Interface dataset entries:
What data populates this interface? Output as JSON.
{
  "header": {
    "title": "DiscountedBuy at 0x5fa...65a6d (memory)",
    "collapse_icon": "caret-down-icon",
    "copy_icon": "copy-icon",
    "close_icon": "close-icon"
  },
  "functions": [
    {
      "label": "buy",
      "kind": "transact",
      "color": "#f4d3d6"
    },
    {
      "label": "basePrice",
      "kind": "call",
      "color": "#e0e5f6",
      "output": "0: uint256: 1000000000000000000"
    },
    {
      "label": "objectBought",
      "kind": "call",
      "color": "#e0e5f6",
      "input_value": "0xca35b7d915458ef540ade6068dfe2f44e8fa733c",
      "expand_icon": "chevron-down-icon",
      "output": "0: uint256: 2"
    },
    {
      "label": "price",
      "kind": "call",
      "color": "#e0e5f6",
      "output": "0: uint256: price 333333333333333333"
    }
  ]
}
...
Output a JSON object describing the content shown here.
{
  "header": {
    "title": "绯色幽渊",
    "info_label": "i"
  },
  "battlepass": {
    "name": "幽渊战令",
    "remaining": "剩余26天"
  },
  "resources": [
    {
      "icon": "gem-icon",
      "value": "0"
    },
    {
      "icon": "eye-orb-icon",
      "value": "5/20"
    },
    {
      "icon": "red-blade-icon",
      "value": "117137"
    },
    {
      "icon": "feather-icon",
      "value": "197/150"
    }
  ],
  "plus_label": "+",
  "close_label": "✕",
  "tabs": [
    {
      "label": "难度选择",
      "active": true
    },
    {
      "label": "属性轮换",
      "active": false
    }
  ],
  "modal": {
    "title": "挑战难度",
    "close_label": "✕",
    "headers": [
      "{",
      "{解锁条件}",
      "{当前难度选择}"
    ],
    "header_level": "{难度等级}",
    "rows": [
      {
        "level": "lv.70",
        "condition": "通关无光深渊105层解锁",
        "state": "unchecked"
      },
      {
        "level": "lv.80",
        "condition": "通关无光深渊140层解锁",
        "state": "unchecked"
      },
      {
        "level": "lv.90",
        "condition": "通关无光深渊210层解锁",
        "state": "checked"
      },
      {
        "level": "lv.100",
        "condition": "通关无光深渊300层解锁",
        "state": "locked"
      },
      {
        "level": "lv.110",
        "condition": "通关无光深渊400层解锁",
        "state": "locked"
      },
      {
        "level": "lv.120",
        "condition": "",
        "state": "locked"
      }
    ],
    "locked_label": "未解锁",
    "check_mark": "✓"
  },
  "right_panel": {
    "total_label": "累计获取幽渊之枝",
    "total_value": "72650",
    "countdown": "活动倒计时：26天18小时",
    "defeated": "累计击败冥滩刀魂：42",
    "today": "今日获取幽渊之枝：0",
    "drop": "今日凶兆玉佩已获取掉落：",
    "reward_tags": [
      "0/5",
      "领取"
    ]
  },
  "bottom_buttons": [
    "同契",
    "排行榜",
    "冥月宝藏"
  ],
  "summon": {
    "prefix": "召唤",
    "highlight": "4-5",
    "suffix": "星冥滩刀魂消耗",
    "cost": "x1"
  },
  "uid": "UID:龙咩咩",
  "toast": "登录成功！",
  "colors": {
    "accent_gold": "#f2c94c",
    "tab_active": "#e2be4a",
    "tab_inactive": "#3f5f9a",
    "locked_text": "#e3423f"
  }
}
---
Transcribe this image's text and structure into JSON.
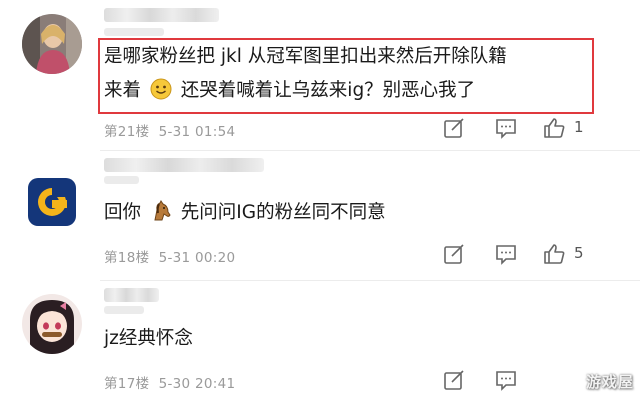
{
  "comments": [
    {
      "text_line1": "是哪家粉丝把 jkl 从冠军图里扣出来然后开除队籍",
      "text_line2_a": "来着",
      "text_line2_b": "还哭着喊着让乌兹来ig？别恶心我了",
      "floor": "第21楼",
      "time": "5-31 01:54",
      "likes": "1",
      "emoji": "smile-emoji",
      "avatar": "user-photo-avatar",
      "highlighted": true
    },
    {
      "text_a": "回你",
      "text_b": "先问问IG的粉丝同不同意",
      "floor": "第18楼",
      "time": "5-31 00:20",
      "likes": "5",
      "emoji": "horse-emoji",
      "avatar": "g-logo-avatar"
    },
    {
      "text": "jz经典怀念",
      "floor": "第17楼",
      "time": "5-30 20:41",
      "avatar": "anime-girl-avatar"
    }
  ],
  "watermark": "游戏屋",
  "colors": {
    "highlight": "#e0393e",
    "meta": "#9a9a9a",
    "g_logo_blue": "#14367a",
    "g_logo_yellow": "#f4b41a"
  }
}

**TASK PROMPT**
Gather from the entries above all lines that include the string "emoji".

**ANSWER AREA**
      "emoji": "smile-emoji",
      "emoji": "horse-emoji",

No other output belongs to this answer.